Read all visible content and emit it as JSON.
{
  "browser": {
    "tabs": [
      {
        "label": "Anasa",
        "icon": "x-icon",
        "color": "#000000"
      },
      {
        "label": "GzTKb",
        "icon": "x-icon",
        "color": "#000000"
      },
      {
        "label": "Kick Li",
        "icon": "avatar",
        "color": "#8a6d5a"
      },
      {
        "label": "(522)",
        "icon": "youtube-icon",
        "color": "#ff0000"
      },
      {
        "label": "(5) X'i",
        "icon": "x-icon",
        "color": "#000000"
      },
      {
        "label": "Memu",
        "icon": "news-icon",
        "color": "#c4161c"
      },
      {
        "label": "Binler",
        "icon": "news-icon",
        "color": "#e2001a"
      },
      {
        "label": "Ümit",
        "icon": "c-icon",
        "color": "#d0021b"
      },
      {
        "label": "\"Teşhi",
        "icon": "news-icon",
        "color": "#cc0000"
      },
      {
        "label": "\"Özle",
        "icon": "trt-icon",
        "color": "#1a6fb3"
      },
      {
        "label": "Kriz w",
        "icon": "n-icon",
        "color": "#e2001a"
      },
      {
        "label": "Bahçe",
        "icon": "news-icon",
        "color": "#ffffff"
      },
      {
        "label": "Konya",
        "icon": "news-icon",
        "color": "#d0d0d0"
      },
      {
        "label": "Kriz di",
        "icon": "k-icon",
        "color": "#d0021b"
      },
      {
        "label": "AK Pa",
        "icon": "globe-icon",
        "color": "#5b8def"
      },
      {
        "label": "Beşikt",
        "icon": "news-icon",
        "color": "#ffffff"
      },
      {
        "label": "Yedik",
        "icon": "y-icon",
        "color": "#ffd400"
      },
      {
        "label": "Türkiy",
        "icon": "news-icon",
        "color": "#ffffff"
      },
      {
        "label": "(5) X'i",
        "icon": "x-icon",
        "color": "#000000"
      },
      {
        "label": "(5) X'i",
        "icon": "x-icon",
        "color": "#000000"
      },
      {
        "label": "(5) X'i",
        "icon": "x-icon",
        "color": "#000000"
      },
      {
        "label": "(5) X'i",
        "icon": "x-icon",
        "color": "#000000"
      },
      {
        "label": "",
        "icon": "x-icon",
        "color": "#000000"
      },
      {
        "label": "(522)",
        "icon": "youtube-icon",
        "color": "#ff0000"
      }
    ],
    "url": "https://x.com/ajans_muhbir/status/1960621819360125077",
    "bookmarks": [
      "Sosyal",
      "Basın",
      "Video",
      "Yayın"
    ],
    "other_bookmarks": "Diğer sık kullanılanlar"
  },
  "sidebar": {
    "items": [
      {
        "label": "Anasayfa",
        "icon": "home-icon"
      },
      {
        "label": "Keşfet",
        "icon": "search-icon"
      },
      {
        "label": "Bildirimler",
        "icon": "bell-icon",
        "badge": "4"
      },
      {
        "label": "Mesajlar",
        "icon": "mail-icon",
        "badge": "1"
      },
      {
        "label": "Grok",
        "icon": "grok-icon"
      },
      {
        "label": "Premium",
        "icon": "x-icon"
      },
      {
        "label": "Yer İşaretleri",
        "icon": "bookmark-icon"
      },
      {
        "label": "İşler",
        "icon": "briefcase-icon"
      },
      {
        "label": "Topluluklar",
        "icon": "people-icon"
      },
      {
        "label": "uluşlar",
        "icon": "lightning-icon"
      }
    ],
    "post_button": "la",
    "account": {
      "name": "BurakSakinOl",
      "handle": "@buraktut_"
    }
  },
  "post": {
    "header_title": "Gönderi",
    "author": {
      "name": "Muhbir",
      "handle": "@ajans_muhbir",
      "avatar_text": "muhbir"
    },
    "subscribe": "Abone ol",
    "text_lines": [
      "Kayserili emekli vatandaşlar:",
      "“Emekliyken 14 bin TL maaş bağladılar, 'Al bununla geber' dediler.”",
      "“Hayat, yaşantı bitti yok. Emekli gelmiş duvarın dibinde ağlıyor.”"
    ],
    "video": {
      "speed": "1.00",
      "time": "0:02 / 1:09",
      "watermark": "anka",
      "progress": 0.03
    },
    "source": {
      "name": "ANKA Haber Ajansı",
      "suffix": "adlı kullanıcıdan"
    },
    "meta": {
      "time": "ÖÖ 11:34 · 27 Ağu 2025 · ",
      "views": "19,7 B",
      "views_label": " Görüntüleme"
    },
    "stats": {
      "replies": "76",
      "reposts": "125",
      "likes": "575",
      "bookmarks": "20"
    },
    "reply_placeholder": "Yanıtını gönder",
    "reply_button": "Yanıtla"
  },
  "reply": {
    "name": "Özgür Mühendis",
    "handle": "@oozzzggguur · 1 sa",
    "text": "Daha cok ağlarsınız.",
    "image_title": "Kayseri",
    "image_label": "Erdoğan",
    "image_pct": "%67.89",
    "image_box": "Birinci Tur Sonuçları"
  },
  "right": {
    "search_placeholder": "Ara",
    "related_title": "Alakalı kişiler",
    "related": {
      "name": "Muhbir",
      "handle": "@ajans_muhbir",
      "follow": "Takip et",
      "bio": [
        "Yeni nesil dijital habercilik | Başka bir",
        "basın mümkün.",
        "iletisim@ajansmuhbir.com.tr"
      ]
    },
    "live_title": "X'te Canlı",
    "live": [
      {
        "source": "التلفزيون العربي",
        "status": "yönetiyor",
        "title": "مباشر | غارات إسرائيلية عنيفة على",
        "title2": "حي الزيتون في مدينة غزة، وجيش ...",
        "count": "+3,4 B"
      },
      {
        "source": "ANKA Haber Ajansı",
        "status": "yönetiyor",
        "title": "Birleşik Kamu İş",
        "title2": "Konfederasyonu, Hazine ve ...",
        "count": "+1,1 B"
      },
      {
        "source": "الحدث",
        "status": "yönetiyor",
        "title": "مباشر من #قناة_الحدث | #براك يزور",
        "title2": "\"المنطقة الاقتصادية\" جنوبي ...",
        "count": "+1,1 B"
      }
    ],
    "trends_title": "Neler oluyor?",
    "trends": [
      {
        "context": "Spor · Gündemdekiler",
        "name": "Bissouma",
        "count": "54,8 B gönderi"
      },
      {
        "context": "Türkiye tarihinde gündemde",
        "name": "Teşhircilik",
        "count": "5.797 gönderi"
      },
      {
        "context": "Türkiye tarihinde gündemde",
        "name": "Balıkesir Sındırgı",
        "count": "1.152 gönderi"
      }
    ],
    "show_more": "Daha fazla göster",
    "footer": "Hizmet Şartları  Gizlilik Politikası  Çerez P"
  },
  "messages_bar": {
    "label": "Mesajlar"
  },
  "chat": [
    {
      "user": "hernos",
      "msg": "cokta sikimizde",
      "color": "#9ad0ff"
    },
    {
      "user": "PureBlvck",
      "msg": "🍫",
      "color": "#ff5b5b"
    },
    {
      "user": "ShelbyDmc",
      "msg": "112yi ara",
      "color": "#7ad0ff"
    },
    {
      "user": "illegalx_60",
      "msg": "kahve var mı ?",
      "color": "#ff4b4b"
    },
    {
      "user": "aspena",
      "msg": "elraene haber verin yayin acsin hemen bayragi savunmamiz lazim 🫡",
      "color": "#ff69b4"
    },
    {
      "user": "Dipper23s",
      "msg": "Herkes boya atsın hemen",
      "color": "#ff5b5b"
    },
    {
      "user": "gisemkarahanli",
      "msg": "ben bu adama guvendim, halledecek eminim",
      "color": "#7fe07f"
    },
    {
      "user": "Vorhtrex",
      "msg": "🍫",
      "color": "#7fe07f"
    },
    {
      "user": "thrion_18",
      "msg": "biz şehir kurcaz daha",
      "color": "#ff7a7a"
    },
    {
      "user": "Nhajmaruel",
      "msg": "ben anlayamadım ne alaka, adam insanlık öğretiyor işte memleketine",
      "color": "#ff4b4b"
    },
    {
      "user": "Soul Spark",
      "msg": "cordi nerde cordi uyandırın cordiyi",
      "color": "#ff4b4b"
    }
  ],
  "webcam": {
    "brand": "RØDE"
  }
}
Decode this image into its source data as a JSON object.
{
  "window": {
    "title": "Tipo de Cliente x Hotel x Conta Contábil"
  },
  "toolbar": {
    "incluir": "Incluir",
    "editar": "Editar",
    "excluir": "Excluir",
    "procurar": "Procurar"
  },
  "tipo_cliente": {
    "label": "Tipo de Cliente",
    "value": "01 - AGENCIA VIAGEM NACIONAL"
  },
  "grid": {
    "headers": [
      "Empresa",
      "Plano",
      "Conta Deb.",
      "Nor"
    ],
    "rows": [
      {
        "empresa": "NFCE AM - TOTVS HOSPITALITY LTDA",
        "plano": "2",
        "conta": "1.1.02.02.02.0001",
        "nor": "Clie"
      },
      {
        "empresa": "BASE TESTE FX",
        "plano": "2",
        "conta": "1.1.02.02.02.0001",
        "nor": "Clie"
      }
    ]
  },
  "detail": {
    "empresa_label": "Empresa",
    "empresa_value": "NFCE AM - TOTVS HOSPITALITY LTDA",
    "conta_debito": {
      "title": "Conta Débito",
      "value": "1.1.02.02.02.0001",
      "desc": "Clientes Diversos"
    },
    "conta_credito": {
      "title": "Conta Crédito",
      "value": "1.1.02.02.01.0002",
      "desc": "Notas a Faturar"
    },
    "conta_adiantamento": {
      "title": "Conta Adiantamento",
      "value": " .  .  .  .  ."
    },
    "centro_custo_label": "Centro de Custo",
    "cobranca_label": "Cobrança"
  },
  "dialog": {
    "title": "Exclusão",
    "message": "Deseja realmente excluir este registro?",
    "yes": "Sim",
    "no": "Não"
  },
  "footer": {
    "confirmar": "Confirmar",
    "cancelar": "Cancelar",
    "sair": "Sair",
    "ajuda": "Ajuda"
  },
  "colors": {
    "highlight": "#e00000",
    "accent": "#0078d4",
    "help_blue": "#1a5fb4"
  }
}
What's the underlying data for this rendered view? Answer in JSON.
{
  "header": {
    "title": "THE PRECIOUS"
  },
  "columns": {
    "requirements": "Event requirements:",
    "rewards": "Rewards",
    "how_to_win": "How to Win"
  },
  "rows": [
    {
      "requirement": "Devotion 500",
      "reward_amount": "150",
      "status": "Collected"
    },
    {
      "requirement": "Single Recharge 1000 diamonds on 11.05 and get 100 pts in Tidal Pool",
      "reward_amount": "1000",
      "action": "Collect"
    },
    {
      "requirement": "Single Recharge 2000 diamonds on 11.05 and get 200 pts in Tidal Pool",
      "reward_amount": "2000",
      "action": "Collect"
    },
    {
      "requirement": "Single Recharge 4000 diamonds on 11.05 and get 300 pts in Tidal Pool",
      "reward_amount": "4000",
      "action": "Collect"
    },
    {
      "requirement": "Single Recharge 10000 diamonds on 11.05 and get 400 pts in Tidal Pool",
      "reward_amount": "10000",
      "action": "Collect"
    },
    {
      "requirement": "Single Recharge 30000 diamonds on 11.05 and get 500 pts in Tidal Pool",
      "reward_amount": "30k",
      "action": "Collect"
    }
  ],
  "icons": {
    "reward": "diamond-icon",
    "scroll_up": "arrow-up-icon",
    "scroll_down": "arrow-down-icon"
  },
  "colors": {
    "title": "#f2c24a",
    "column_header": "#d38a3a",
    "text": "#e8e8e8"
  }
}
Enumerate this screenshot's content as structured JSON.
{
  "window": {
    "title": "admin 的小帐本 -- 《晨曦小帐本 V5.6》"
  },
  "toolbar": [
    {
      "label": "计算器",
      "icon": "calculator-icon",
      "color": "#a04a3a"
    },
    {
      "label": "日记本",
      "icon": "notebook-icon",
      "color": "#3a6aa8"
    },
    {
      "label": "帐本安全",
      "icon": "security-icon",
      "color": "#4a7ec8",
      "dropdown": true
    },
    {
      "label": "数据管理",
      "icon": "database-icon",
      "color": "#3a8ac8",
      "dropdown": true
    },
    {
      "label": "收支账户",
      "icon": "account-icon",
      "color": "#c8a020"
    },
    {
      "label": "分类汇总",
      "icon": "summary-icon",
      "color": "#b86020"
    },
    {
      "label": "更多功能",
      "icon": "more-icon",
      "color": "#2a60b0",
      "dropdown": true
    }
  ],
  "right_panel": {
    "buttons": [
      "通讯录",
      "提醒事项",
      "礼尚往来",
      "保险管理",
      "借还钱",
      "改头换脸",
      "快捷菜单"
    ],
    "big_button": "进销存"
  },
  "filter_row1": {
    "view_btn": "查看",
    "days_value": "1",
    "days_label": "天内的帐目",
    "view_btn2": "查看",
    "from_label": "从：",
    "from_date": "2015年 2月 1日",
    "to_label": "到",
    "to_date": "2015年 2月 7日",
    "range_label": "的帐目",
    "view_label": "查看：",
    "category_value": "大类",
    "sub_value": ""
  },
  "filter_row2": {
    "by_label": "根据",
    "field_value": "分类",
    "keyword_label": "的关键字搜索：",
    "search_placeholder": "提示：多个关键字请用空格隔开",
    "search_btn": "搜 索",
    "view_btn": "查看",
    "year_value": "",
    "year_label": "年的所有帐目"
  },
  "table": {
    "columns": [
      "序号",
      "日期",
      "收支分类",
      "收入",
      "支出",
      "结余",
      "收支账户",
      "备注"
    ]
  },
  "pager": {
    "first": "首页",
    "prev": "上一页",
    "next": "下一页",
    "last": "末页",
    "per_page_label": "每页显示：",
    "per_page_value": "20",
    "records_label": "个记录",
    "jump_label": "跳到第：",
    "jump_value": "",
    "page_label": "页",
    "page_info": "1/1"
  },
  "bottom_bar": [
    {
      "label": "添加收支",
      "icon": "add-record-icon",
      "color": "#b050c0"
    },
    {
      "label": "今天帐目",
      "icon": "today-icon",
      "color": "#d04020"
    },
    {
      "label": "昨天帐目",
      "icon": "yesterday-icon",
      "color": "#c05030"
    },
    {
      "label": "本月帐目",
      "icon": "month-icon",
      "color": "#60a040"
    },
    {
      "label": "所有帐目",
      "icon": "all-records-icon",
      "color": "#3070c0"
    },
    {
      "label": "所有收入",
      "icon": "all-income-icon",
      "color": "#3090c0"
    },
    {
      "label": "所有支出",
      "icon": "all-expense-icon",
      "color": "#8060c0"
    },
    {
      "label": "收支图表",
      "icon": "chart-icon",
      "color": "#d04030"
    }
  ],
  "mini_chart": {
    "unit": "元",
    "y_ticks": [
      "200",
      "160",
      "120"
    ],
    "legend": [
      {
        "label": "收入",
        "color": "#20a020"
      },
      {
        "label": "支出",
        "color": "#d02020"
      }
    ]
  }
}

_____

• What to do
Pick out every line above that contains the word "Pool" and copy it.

• Finished exercise
      "requirement": "Single Recharge 1000 diamonds on 11.05 and get 100 pts in Tidal Pool",
      "requirement": "Single Recharge 2000 diamonds on 11.05 and get 200 pts in Tidal Pool",
      "requirement": "Single Recharge 4000 diamonds on 11.05 and get 300 pts in Tidal Pool",
      "requirement": "Single Recharge 10000 diamonds on 11.05 and get 400 pts in Tidal Pool",
      "requirement": "Single Recharge 30000 diamonds on 11.05 and get 500 pts in Tidal Pool",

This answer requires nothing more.